For the past 96 years, New Mexicans have kicked off Fiesta de Santa Fe by watching a year’s worth of gloom, frustration and misfortune go up in flames in the form of Will Shuster’s Zozobra. However, adjustments have been made amid the coronavirus pandemic in an attempt to sustain the beloved tradition while keeping observers safe from the spread of the deadly virus. Still, the members of the Kiwanis Club of Santa Fe who produce Zozobra have woven together traditions of the past and accommodations to the present in this year’s festivities.
In sticking with the recent annual theme of having each year correspond with a different decade, 2021’s “Old Man Gloom” has been embellished with throwback ’80s details. According to Zozobra spokeswoman Lisa Jaramillo, every element of this year’s marionette was designed with great attention to the theme.

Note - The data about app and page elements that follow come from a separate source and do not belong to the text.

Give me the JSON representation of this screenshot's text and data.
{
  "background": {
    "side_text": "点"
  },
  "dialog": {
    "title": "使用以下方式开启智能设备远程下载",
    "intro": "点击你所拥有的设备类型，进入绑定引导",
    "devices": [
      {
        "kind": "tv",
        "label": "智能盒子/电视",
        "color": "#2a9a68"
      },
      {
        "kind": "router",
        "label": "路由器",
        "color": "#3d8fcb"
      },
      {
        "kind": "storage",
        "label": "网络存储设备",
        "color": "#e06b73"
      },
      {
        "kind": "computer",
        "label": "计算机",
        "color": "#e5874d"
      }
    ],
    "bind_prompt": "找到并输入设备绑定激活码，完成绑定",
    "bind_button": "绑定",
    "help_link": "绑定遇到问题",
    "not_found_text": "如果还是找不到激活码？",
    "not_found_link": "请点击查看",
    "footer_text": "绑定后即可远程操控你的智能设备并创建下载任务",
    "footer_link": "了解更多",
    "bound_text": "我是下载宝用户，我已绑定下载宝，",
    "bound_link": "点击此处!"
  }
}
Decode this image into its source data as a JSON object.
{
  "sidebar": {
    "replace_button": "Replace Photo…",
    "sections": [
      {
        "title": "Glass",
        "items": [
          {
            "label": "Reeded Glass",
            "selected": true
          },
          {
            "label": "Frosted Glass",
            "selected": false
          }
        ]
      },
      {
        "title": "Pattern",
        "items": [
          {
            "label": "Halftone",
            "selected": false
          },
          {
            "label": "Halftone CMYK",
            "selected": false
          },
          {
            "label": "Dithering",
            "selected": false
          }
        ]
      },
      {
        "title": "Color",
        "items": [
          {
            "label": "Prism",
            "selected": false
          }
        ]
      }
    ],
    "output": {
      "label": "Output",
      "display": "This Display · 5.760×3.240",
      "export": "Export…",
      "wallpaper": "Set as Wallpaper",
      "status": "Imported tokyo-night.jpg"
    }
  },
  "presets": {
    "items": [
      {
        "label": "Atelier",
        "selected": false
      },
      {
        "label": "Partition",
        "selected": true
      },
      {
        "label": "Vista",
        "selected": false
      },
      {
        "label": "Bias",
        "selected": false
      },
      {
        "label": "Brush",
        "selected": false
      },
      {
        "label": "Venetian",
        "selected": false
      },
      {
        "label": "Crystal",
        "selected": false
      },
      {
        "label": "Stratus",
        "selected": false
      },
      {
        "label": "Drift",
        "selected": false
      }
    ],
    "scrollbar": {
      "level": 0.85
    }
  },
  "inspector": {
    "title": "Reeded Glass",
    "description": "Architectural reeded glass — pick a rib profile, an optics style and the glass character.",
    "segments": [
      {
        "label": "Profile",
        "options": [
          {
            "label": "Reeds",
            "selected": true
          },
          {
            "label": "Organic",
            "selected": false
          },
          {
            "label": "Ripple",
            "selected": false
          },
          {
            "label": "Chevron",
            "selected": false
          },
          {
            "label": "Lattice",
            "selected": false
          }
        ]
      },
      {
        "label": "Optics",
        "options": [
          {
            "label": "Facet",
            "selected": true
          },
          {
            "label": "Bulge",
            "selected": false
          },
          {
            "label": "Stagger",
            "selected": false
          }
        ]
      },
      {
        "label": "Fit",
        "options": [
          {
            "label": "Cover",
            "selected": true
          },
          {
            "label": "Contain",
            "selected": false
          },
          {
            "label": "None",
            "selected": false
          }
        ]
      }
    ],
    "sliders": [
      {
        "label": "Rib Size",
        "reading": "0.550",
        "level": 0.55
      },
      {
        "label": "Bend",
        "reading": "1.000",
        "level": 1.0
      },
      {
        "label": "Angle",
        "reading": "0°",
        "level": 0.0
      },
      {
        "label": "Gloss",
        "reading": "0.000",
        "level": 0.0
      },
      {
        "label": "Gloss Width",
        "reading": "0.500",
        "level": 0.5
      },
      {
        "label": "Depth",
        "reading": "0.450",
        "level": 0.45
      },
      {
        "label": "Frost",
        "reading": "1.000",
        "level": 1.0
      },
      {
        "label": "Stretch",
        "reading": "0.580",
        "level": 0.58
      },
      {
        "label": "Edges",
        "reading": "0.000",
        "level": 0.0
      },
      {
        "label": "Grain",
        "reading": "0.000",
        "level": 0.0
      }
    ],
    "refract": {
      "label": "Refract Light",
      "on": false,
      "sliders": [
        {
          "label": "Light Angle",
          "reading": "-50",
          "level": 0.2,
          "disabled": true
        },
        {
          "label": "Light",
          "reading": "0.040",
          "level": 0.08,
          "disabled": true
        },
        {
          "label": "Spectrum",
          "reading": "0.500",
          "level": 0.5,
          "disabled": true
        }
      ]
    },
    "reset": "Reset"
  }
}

Fans will notice the atypical green skin and glowing yellow eyes unique to this year’s Zozobra. These zombie-esque characteristics are attributed to the final scene of one of the most iconic music videos of the 1980s: Michael Jackson’s “Thriller.” This year’s Zozobra will also sport Michael Jackson’s distinctive red leather jacket with pushed-up sleeves from the same music video. Representing another cultural landmark of the ’80s, Zozobra’s right hand forms a triumphant fist, reflecting the final scene of The Breakfast Club. This symbol illustrates pride for this year’s united efforts by all people to eliminate the grasp COVID-19 has had on the world.
This year’s eccentric, new design was paralleled by the modified process used to create this year’s Zozobra. Usually, children from the community are invited to a one-day effort to craft and stuff the 50-foot marionette. This year, under measures to protect against the spread of COVID-19, a group of Kiwanis Club members worked to construct Zozobra. The process took 4½ weeks to finish rather than the typical single day.
The joy of the Zozobra tradition was suppressed last year by the lack of an in-person audience. Differing from last year’s televised-only event, a limited audience will be in attendance for the upcoming burn. As attendees arrive to watch the demise of Old Man Gloom, they will notice the appearance of the marionette is not the only thing that has changed. The field will be significantly less crowded from years prior, with only 10,000 tickets available. All observers on Fort Marcy field are required to provide proof of full vaccination or a negative COVID-19 test within 72 hours of the event.
Masks are recommended, but not required, under Gov. Michelle Lujan Grisham’s orders because the event takes place outdoors.
The tradition of Zozobra is treasured by so many New Mexicans because of its ability to unite the community, an ideology shared by Lucia Porterfield-Ortiz, a senior at New Mexico School for the Arts. She has attended the event her entire life but has the special honor of performing the national anthem this year. Porterfield-Ortiz is excited that her voice will be a part of such a uniquely Santa Fe event that will pull together so many New Mexicans, even though COVID-19 has caused so much isolation and division.
She believes Zozobra is a tradition that has “always brought people together,” and she was “blown away” that the Kiwanis Club was able to make it happen even after all of this year’s limitations.
Considering many of Fiesta de Santa Fe’s customs are called off this year because of COVID-19, many question why a gathering as large as Zozobra is still taking place. Ray Sandoval, the Zozobra event committee chairman, believes it is important to uphold traditions, especially in current times.
“[It’s] an opportunity to come together and sob and contemplate what we are doing to put gloom out into the world,” Sandoval said in an interview. “But also it allows us to collectively celebrate the good in our lives.”
He added that Zozobra is “supposed to be held in perpetuity, in good times and bad,” to ensure Santa Feans can endure this cycle of healing annually.